PROBLEM TO WORK ON:
Your copy of the data below must be exact and must leave out all pictures.

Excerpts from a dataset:
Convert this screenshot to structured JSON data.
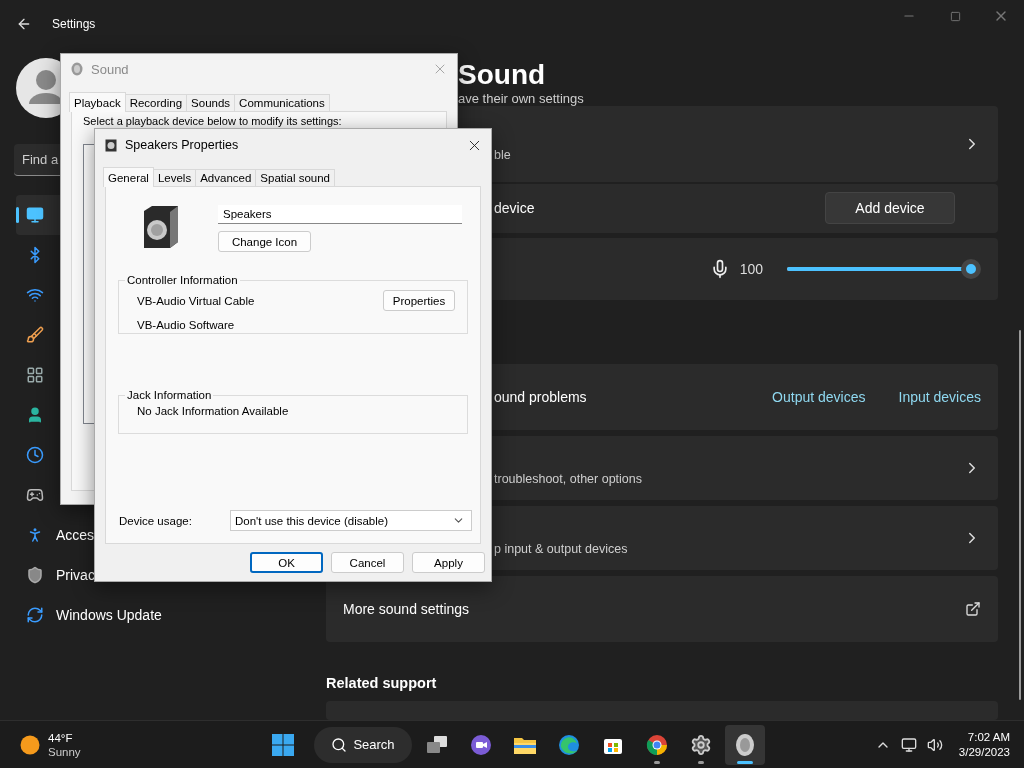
{
  "settings": {
    "title": "Settings",
    "search": {
      "placeholder": "Find a"
    },
    "sidebar": {
      "items": [
        {
          "selected": true
        },
        {
          "selected": false
        },
        {
          "selected": false
        },
        {
          "selected": false
        },
        {
          "selected": false
        },
        {
          "selected": false
        },
        {
          "selected": false
        },
        {
          "selected": false
        },
        {
          "label": "Acces",
          "selected": false
        },
        {
          "label": "Privac",
          "selected": false
        },
        {
          "label": "Windows Update",
          "selected": false
        }
      ]
    },
    "page": {
      "heading": "Sound",
      "description": "ave their own settings",
      "cards": [
        {
          "kind": "nav",
          "subtitle": "ble"
        },
        {
          "kind": "button",
          "title": "device",
          "button": "Add device"
        },
        {
          "kind": "slider",
          "reading": "100",
          "level": 1.0
        },
        {
          "kind": "links",
          "title": "ound problems",
          "links": [
            "Output devices",
            "Input devices"
          ]
        },
        {
          "kind": "nav",
          "subtitle": "troubleshoot, other options"
        },
        {
          "kind": "nav",
          "subtitle": "p input & output devices"
        },
        {
          "kind": "external",
          "title": "More sound settings"
        }
      ],
      "related_heading": "Related support"
    }
  },
  "sound_dialog": {
    "title": "Sound",
    "tabs": [
      {
        "label": "Playback",
        "selected": true
      },
      {
        "label": "Recording",
        "selected": false
      },
      {
        "label": "Sounds",
        "selected": false
      },
      {
        "label": "Communications",
        "selected": false
      }
    ],
    "instruction": "Select a playback device below to modify its settings:"
  },
  "properties_dialog": {
    "title": "Speakers Properties",
    "tabs": [
      {
        "label": "General",
        "selected": true
      },
      {
        "label": "Levels",
        "selected": false
      },
      {
        "label": "Advanced",
        "selected": false
      },
      {
        "label": "Spatial sound",
        "selected": false
      }
    ],
    "device_name": "Speakers",
    "change_icon": "Change Icon",
    "controller": {
      "legend": "Controller Information",
      "name": "VB-Audio Virtual Cable",
      "vendor": "VB-Audio Software",
      "button": "Properties"
    },
    "jack": {
      "legend": "Jack Information",
      "text": "No Jack Information Available"
    },
    "usage": {
      "label": "Device usage:",
      "value": "Don't use this device (disable)"
    },
    "buttons": [
      {
        "label": "OK",
        "default": true
      },
      {
        "label": "Cancel",
        "default": false
      },
      {
        "label": "Apply",
        "default": false
      }
    ]
  },
  "taskbar": {
    "weather": {
      "temperature": "44°F",
      "condition": "Sunny"
    },
    "search": "Search",
    "apps": [
      {
        "running": false,
        "active": false
      },
      {
        "running": false,
        "active": false
      },
      {
        "running": false,
        "active": false
      },
      {
        "running": false,
        "active": false
      },
      {
        "running": false,
        "active": false
      },
      {
        "running": true,
        "active": false
      },
      {
        "running": true,
        "active": false
      },
      {
        "running": true,
        "active": true
      }
    ],
    "time": "7:02 AM",
    "date": "3/29/2023"
  }
}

SOLUTION FOR THIS EXERCISE:
Convert this screenshot to structured JSON data.
{
  "settings": {
    "title": "Settings",
    "search": {
      "placeholder": "Find a"
    },
    "sidebar": {
      "items": [
        {
          "selected": true
        },
        {
          "selected": false
        },
        {
          "selected": false
        },
        {
          "selected": false
        },
        {
          "selected": false
        },
        {
          "selected": false
        },
        {
          "selected": false
        },
        {
          "selected": false
        },
        {
          "label": "Acces",
          "selected": false
        },
        {
          "label": "Privac",
          "selected": false
        },
        {
          "label": "Windows Update",
          "selected": false
        }
      ]
    },
    "page": {
      "heading": "Sound",
      "description": "ave their own settings",
      "cards": [
        {
          "kind": "nav",
          "subtitle": "ble"
        },
        {
          "kind": "button",
          "title": "device",
          "button": "Add device"
        },
        {
          "kind": "slider",
          "reading": "100",
          "level": 1.0
        },
        {
          "kind": "links",
          "title": "ound problems",
          "links": [
            "Output devices",
            "Input devices"
          ]
        },
        {
          "kind": "nav",
          "subtitle": "troubleshoot, other options"
        },
        {
          "kind": "nav",
          "subtitle": "p input & output devices"
        },
        {
          "kind": "external",
          "title": "More sound settings"
        }
      ],
      "related_heading": "Related support"
    }
  },
  "sound_dialog": {
    "title": "Sound",
    "tabs": [
      {
        "label": "Playback",
        "selected": true
      },
      {
        "label": "Recording",
        "selected": false
      },
      {
        "label": "Sounds",
        "selected": false
      },
      {
        "label": "Communications",
        "selected": false
      }
    ],
    "instruction": "Select a playback device below to modify its settings:"
  },
  "properties_dialog": {
    "title": "Speakers Properties",
    "tabs": [
      {
        "label": "General",
        "selected": true
      },
      {
        "label": "Levels",
        "selected": false
      },
      {
        "label": "Advanced",
        "selected": false
      },
      {
        "label": "Spatial sound",
        "selected": false
      }
    ],
    "device_name": "Speakers",
    "change_icon": "Change Icon",
    "controller": {
      "legend": "Controller Information",
      "name": "VB-Audio Virtual Cable",
      "vendor": "VB-Audio Software",
      "button": "Properties"
    },
    "jack": {
      "legend": "Jack Information",
      "text": "No Jack Information Available"
    },
    "usage": {
      "label": "Device usage:",
      "value": "Don't use this device (disable)"
    },
    "buttons": [
      {
        "label": "OK",
        "default": true
      },
      {
        "label": "Cancel",
        "default": false
      },
      {
        "label": "Apply",
        "default": false
      }
    ]
  },
  "taskbar": {
    "weather": {
      "temperature": "44°F",
      "condition": "Sunny"
    },
    "search": "Search",
    "apps": [
      {
        "running": false,
        "active": false
      },
      {
        "running": false,
        "active": false
      },
      {
        "running": false,
        "active": false
      },
      {
        "running": false,
        "active": false
      },
      {
        "running": false,
        "active": false
      },
      {
        "running": true,
        "active": false
      },
      {
        "running": true,
        "active": false
      },
      {
        "running": true,
        "active": true
      }
    ],
    "time": "7:02 AM",
    "date": "3/29/2023"
  }
}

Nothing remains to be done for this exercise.